The 'Beardie' was developed in Scotland from local sheepdogs, particularly the Old English Sheepdog, with a possible influx of genes from the Poland Lowland Sheepdog and the Komondor. Originally, there were probably two types of Bearded Collie dog breed - a smaller, lighter boned herder from the Highlands, and a heavier boned droving dog with a solid black coat from the Lowlands. The modern Bearded Collie breed is believed to be an amalgamation of these two types of herding dog. 'Collie' is a Scottish term for a sheepdog.
The breed is alert, eager to learn and likes being around people. These are gentle dogs who love to be included in all aspects of family life and tend to get along with other dogs and household pets. Strangers will be greeted excitedly with lots of barking but are generally given a warm reception.

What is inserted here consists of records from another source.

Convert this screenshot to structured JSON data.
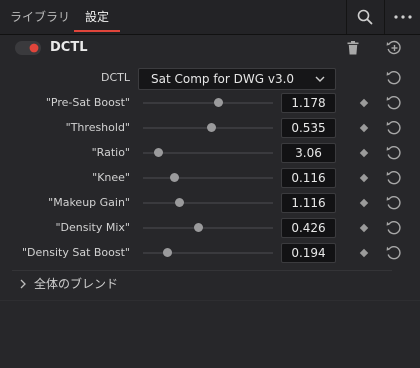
{
  "tabs": [
    {
      "label": "ライブラリ",
      "active": false
    },
    {
      "label": "設定",
      "active": true
    }
  ],
  "icons": {
    "search": "search-icon",
    "more": "more-icon",
    "trash": "trash-icon",
    "add_keyframe": "add-keyframe-icon",
    "reset": "reset-icon",
    "keyframe": "keyframe-diamond-icon",
    "toggle": "toggle-switch-icon",
    "expand": "chevron-right-icon",
    "dropdown": "chevron-down-icon"
  },
  "colors": {
    "accent": "#e0453b",
    "toggle_dot": "#e0453b"
  },
  "effect": {
    "title": "DCTL",
    "enabled": true
  },
  "dctl_select": {
    "label": "DCTL",
    "value": "Sat Comp for DWG v3.0"
  },
  "params": [
    {
      "label": "\"Pre-Sat Boost\"",
      "value": "1.178",
      "slider": 0.58
    },
    {
      "label": "\"Threshold\"",
      "value": "0.535",
      "slider": 0.53
    },
    {
      "label": "\"Ratio\"",
      "value": "3.06",
      "slider": 0.12
    },
    {
      "label": "\"Knee\"",
      "value": "0.116",
      "slider": 0.24
    },
    {
      "label": "\"Makeup Gain\"",
      "value": "1.116",
      "slider": 0.28
    },
    {
      "label": "\"Density Mix\"",
      "value": "0.426",
      "slider": 0.43
    },
    {
      "label": "\"Density Sat Boost\"",
      "value": "0.194",
      "slider": 0.19
    }
  ],
  "section": {
    "label": "全体のブレンド"
  }
}
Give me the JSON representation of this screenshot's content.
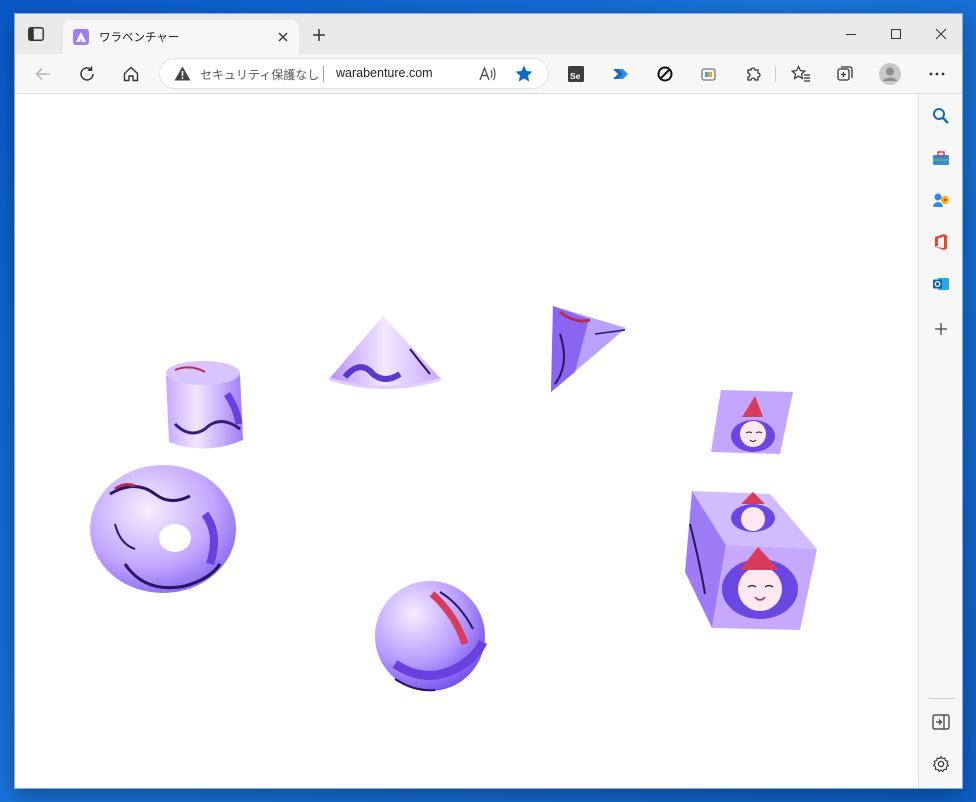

As with many breeds, the Bearded Collie can suffer from hip and elbow dysplasia (joint conditions that can be painful and lead to mobility problems) and hereditary eye disorders. Eye testing and hip scoring of dogs prior to breeding is therefore important.
The Bearded Collie is an active breed that needs at least an hour's exercise daily. Beardies love all kinds of games, and have been known to do well at agility, obedience and even tracking.
Your dog's diet needs to have the right balance of all the main nutrient groups including a constant supply of fresh water. It's also important to conduct regular body condition scores to ensure you keep your dog in ideal shape and remember to feed him at least twice daily and in accordance with the feeding guidelines of his particular food.
Grooming is an extensive operation for the Bearded Collie dog breed, and daily brushing is recommended. It is essential to lift up the coat and get right down to the skin. Just brushing the topcoat is useless and mats will form unless each layer is meticulously brushed through, preferably with a pin brush. Beardies do shed but if groomed properly, will not shed excessively.